Your goal:
Could you repeat all of the entries below, character for character?

*****

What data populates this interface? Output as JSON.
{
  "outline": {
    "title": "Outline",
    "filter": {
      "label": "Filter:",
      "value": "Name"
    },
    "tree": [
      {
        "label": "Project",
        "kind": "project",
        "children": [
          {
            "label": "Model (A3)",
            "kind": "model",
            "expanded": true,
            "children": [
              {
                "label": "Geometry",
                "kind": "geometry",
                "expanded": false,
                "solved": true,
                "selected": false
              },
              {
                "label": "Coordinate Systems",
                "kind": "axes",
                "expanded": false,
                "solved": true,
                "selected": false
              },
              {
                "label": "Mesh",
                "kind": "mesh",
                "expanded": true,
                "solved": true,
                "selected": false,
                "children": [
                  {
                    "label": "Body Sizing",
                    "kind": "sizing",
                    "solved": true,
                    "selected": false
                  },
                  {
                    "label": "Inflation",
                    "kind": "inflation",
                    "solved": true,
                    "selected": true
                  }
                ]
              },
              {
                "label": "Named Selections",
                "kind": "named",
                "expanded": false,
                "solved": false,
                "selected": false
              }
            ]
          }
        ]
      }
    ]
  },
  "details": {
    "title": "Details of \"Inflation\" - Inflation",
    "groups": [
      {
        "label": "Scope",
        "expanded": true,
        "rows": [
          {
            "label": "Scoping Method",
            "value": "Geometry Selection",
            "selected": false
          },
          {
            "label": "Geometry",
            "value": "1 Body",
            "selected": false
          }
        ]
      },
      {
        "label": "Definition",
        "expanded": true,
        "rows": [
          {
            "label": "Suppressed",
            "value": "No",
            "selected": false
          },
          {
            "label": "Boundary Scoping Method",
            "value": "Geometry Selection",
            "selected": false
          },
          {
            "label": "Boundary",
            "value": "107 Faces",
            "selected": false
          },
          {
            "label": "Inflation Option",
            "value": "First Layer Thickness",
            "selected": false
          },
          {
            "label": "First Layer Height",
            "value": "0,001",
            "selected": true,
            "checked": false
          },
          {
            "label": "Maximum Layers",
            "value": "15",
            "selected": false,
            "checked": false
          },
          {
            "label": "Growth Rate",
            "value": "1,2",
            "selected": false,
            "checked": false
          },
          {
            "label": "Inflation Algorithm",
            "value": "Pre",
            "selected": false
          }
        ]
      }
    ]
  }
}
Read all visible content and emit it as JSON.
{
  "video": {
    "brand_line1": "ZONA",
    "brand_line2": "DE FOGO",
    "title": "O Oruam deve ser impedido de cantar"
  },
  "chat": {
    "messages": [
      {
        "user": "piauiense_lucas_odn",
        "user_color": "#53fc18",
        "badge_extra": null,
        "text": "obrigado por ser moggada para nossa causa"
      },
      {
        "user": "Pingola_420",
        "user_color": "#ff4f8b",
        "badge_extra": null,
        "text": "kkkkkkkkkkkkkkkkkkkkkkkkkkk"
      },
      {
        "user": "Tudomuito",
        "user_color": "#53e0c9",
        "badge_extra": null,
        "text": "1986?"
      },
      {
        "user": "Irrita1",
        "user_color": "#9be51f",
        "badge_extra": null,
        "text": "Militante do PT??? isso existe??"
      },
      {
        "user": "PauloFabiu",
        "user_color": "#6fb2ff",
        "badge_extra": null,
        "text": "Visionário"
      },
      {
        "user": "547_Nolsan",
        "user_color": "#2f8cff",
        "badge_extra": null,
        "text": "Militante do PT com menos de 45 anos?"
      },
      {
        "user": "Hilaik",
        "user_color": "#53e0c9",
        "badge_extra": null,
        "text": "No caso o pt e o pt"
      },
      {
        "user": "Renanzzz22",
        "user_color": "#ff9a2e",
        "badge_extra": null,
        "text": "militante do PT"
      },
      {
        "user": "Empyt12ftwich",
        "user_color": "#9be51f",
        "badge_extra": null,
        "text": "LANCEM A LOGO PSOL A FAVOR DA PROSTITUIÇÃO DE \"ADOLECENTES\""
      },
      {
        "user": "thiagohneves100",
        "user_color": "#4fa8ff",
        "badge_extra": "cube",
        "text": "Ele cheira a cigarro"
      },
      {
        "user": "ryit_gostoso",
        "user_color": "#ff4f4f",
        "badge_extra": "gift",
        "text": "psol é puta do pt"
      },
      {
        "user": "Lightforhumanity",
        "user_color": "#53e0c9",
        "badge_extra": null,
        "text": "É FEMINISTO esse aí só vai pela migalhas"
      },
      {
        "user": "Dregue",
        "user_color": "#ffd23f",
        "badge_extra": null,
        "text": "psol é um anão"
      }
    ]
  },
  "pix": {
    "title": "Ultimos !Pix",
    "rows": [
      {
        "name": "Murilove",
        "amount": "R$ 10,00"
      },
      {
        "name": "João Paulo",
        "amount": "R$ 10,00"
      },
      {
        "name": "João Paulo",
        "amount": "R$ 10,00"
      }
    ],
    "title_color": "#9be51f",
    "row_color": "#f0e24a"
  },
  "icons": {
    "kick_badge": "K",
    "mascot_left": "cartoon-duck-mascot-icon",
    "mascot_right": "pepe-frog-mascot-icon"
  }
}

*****

Response box:
What data populates this interface? Output as JSON.
{
  "outline": {
    "title": "Outline",
    "filter": {
      "label": "Filter:",
      "value": "Name"
    },
    "tree": [
      {
        "label": "Project",
        "kind": "project",
        "children": [
          {
            "label": "Model (A3)",
            "kind": "model",
            "expanded": true,
            "children": [
              {
                "label": "Geometry",
                "kind": "geometry",
                "expanded": false,
                "solved": true,
                "selected": false
              },
              {
                "label": "Coordinate Systems",
                "kind": "axes",
                "expanded": false,
                "solved": true,
                "selected": false
              },
              {
                "label": "Mesh",
                "kind": "mesh",
                "expanded": true,
                "solved": true,
                "selected": false,
                "children": [
                  {
                    "label": "Body Sizing",
                    "kind": "sizing",
                    "solved": true,
                    "selected": false
                  },
                  {
                    "label": "Inflation",
                    "kind": "inflation",
                    "solved": true,
                    "selected": true
                  }
                ]
              },
              {
                "label": "Named Selections",
                "kind": "named",
                "expanded": false,
                "solved": false,
                "selected": false
              }
            ]
          }
        ]
      }
    ]
  },
  "details": {
    "title": "Details of \"Inflation\" - Inflation",
    "groups": [
      {
        "label": "Scope",
        "expanded": true,
        "rows": [
          {
            "label": "Scoping Method",
            "value": "Geometry Selection",
            "selected": false
          },
          {
            "label": "Geometry",
            "value": "1 Body",
            "selected": false
          }
        ]
      },
      {
        "label": "Definition",
        "expanded": true,
        "rows": [
          {
            "label": "Suppressed",
            "value": "No",
            "selected": false
          },
          {
            "label": "Boundary Scoping Method",
            "value": "Geometry Selection",
            "selected": false
          },
          {
            "label": "Boundary",
            "value": "107 Faces",
            "selected": false
          },
          {
            "label": "Inflation Option",
            "value": "First Layer Thickness",
            "selected": false
          },
          {
            "label": "First Layer Height",
            "value": "0,001",
            "selected": true,
            "checked": false
          },
          {
            "label": "Maximum Layers",
            "value": "15",
            "selected": false,
            "checked": false
          },
          {
            "label": "Growth Rate",
            "value": "1,2",
            "selected": false,
            "checked": false
          },
          {
            "label": "Inflation Algorithm",
            "value": "Pre",
            "selected": false
          }
        ]
      }
    ]
  }
}
Read all visible content and emit it as JSON.
{
  "video": {
    "brand_line1": "ZONA",
    "brand_line2": "DE FOGO",
    "title": "O Oruam deve ser impedido de cantar"
  },
  "chat": {
    "messages": [
      {
        "user": "piauiense_lucas_odn",
        "user_color": "#53fc18",
        "badge_extra": null,
        "text": "obrigado por ser moggada para nossa causa"
      },
      {
        "user": "Pingola_420",
        "user_color": "#ff4f8b",
        "badge_extra": null,
        "text": "kkkkkkkkkkkkkkkkkkkkkkkkkkk"
      },
      {
        "user": "Tudomuito",
        "user_color": "#53e0c9",
        "badge_extra": null,
        "text": "1986?"
      },
      {
        "user": "Irrita1",
        "user_color": "#9be51f",
        "badge_extra": null,
        "text": "Militante do PT??? isso existe??"
      },
      {
        "user": "PauloFabiu",
        "user_color": "#6fb2ff",
        "badge_extra": null,
        "text": "Visionário"
      },
      {
        "user": "547_Nolsan",
        "user_color": "#2f8cff",
        "badge_extra": null,
        "text": "Militante do PT com menos de 45 anos?"
      },
      {
        "user": "Hilaik",
        "user_color": "#53e0c9",
        "badge_extra": null,
        "text": "No caso o pt e o pt"
      },
      {
        "user": "Renanzzz22",
        "user_color": "#ff9a2e",
        "badge_extra": null,
        "text": "militante do PT"
      },
      {
        "user": "Empyt12ftwich",
        "user_color": "#9be51f",
        "badge_extra": null,
        "text": "LANCEM A LOGO PSOL A FAVOR DA PROSTITUIÇÃO DE \"ADOLECENTES\""
      },
      {
        "user": "thiagohneves100",
        "user_color": "#4fa8ff",
        "badge_extra": "cube",
        "text": "Ele cheira a cigarro"
      },
      {
        "user": "ryit_gostoso",
        "user_color": "#ff4f4f",
        "badge_extra": "gift",
        "text": "psol é puta do pt"
      },
      {
        "user": "Lightforhumanity",
        "user_color": "#53e0c9",
        "badge_extra": null,
        "text": "É FEMINISTO esse aí só vai pela migalhas"
      },
      {
        "user": "Dregue",
        "user_color": "#ffd23f",
        "badge_extra": null,
        "text": "psol é um anão"
      }
    ]
  },
  "pix": {
    "title": "Ultimos !Pix",
    "rows": [
      {
        "name": "Murilove",
        "amount": "R$ 10,00"
      },
      {
        "name": "João Paulo",
        "amount": "R$ 10,00"
      },
      {
        "name": "João Paulo",
        "amount": "R$ 10,00"
      }
    ],
    "title_color": "#9be51f",
    "row_color": "#f0e24a"
  },
  "icons": {
    "kick_badge": "K",
    "mascot_left": "cartoon-duck-mascot-icon",
    "mascot_right": "pepe-frog-mascot-icon"
  }
}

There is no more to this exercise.